[Next up in this week’s series of East Coast Guest Posts comes from someone new to the city who very kindly agreed to share her experiences. While some of us know what it feels like to grow up in a city with our own cultural identity, here’s a little taste of what it’s like moving to a new one and trying to find balance.]
By Shiva Nourpanah
Gossiping with my sister and getting annoyed at my mother in my head, while walking down Spring Garden Avenue doesn’t really count as heritage or roots. What about lots of black Kohl? If you’re a teenager native to North America or Europe, it means you’re doing an alternative rebel look: you probably have a metal hoop in your pretty little nose and you’re wearing flip-flops. On the other hand, heavy eye-liner with orange-dyed hair, uncomfortable heely shoes and lots of heavy cleavage means one thing- Iranian ex pat woman alert. So I guess that’s part of my heritage that I’m trying to get away from: too fussy clothes and make-up. A little less lipstick and a little more beige.
Food. My heritage. In one blog post, I rant about Iranian immigrants nostalgic for their mummies’ cooking, obsessive about recreating traditional dishes from dried herbs flown across the Atlantic or store-bought in Toronto. Yet the fact is, we eat Iranian at least three evenings a week. And the other evenings, we eat pasta, which certainly isn’t Canadian, last time I checked. Iranian food is cheap, it’s healthy, it’s more or less easy to make, and we know how to make it. It’s what we know and who we are. The Indian basmati rice we get at Superstore is better than any rice I’ve eaten in my home country, while my family obliges by sending huge parcel of dried herbs, turmeric, saffron, cinnamon and the other spices whose English name is unknown. On Sundays, I cook a traditional ‘khoresh‘, chunks of beef stewed with herbs, beans (pinto, red kidney, or split peas, depending on the type of khoresh), tomato paste (again, only used in certain dishes), and lots and lots of fried onions, spiced with sent-from-Iran packages. The stew is eaten with rice, and I cook plenty, ensuring enough leftovers to cover at least the next couple of nights. Back home, working mothers would cook their whole weeks’ supply on one day, divide into batches, freeze it, and well, you get the picture. By Wednesday, the kids are demonstrating for pasta. But by Friday, they are happy to indulge in home-made mince-meat kebabs with fried tomatoes.
Language. I make a point of talking to the kids in Farsi, even and especially when we’re outdoors. As my son is uncovering the joys of using rude words, it is particularly useful. But my daughter replies in English. In twangy, nasally, learned-in-Halifax Canadian English. “Farsi!” I screech at her. “We talk together in Farsi! We are not in daycare!” She is a good girl. She doesn’t challenge me, she doesn’t ask why, why, if I am so paranoid about learning and speaking Farsi, did we come to Canada? She speaks in a swirl of English and Farsi words. Gradually, the English words outnumber the Farsi.
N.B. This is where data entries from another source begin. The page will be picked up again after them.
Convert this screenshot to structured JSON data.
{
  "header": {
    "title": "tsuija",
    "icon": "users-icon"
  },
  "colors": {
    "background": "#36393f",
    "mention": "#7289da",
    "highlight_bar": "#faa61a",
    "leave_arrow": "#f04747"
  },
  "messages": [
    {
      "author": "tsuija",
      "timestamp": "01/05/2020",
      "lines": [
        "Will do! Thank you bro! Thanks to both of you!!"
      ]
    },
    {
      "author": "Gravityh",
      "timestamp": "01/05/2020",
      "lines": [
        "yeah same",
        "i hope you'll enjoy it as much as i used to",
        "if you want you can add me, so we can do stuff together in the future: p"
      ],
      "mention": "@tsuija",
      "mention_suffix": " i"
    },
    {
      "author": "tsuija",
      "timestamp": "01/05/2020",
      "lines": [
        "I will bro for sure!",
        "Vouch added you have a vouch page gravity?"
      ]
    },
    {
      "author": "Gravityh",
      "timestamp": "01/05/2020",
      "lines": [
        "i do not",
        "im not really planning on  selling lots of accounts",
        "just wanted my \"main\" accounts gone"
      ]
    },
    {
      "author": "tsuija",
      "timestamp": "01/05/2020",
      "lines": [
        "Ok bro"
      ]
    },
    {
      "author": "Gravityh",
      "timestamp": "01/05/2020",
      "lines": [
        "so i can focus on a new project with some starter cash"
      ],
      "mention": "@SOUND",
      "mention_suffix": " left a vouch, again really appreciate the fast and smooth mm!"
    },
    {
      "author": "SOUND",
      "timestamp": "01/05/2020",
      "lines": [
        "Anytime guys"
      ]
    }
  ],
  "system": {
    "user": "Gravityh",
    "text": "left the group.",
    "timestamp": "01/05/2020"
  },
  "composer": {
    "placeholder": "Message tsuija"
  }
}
She has forgotten her grandparents’ faces. They are too lazy with sending pictures. Last week was a special occasion, my brother’s wedding. They sent pictures. I showed them to my daughter. She stared at them. “I can’t remember their faces. Is this your mummy?”
My heritage, my roots. Forgotten faces. Surrogate food. Our roots are in that smoky veiled crowded city across the ocean. But our branches and leaves are spreading here, in this beautiful ocean town.
Shiva grew up in Britain, completed university in Tehran where she got married and had her two children, and she came to Halifax last year. She started doing a graduate course at Dalhousie, and so far, she likes it- both Dalhousie and Halifax. She misses home, which is Iran, but not enough to make her want to go back. She enjoys putting her children to bed, watching BBC costume dramas, pretending to write a novel, and pretending to study. Her blog is The Newcomer.